## What this task involves
Please show each line of the listing where "comment" is present.

## Material supplied

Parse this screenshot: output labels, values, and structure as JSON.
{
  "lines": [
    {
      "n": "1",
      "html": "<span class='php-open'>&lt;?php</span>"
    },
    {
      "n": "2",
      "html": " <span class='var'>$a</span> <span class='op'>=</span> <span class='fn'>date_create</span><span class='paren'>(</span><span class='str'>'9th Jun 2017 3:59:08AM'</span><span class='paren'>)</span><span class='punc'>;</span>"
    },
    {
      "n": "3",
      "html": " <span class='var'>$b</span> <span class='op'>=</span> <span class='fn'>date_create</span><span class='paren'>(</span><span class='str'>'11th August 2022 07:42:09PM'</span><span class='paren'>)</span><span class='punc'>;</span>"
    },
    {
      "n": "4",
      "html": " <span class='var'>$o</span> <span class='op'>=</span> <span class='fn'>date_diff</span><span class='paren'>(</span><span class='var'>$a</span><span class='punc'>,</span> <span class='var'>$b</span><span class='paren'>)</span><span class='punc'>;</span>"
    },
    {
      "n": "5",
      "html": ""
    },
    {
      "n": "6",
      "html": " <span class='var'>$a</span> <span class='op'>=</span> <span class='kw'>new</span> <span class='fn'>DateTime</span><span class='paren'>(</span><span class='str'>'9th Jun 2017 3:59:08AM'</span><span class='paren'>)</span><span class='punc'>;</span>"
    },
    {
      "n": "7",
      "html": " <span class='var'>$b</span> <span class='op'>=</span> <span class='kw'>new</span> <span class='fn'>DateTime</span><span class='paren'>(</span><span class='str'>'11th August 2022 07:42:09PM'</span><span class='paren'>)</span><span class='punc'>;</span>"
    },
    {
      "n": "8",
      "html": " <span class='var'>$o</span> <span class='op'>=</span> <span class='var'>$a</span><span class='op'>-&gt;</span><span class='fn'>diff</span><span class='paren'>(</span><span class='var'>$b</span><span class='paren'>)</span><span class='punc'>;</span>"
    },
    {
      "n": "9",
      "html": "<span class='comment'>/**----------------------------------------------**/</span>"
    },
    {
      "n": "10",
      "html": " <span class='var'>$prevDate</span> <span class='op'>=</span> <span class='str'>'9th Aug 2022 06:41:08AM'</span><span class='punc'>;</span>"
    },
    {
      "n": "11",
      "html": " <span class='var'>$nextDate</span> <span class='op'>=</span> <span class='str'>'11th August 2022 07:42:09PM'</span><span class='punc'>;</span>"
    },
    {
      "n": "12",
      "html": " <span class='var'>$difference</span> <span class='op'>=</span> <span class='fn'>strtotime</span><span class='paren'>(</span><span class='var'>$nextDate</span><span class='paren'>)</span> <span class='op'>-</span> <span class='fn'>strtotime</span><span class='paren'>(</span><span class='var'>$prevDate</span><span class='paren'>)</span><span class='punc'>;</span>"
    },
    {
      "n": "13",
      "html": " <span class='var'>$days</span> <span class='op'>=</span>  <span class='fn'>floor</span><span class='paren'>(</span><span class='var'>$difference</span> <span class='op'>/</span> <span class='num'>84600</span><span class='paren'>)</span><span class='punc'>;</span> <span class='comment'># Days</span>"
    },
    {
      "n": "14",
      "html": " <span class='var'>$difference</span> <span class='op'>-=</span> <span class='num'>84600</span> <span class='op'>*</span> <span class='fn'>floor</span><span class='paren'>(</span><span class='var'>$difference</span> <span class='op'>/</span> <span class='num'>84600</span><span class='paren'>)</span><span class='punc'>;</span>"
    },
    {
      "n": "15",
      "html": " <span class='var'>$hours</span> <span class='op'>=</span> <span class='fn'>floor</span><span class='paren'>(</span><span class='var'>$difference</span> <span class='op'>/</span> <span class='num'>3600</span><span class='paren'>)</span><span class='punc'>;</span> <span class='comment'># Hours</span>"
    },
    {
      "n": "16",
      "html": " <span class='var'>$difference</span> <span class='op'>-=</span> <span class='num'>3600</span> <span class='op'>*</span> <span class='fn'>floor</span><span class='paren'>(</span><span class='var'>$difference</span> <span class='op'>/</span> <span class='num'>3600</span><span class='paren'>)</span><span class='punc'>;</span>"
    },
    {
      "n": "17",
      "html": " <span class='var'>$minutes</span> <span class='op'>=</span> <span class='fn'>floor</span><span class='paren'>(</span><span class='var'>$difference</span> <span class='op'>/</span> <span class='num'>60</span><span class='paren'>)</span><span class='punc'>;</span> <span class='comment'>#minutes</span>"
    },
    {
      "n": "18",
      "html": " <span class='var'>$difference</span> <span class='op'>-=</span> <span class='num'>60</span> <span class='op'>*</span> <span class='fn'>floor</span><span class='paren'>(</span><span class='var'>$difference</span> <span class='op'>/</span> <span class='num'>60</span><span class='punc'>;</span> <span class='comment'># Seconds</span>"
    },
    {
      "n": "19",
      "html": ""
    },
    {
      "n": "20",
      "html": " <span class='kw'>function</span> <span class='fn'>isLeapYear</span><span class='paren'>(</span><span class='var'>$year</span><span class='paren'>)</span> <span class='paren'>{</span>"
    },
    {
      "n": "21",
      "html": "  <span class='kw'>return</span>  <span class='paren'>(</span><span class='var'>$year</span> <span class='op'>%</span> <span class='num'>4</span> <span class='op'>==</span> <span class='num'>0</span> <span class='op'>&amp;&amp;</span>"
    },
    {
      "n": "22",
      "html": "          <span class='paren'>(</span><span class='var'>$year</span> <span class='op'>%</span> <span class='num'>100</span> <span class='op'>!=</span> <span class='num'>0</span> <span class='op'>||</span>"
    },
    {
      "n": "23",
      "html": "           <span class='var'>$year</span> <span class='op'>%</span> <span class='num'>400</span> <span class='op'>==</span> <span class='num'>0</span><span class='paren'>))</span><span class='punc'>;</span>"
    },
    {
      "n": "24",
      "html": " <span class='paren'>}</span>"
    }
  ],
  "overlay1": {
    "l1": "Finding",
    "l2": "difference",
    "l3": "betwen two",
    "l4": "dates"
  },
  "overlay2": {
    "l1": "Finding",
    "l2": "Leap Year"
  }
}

## Final answer
      "html": "<span class='comment'>/**----------------------------------------------**/</span>"
      "html": " <span class='var'>$days</span> <span class='op'>=</span>  <span class='fn'>floor</span><span class='paren'>(</span><span class='var'>$difference</span> <span class='op'>/</span> <span class='num'>84600</span><span class='paren'>)</span><span class='punc'>;</span> <span class='comment'># Days</span>"
      "html": " <span class='var'>$hours</span> <span class='op'>=</span> <span class='fn'>floor</span><span class='paren'>(</span><span class='var'>$difference</span> <span class='op'>/</span> <span class='num'>3600</span><span class='paren'>)</span><span class='punc'>;</span> <span class='comment'># Hours</span>"
      "html": " <span class='var'>$minutes</span> <span class='op'>=</span> <span class='fn'>floor</span><span class='paren'>(</span><span class='var'>$difference</span> <span class='op'>/</span> <span class='num'>60</span><span class='paren'>)</span><span class='punc'>;</span> <span class='comment'>#minutes</span>"
      "html": " <span class='var'>$difference</span> <span class='op'>-=</span> <span class='num'>60</span> <span class='op'>*</span> <span class='fn'>floor</span><span class='paren'>(</span><span class='var'>$difference</span> <span class='op'>/</span> <span class='num'>60</span><span class='punc'>;</span> <span class='comment'># Seconds</span>"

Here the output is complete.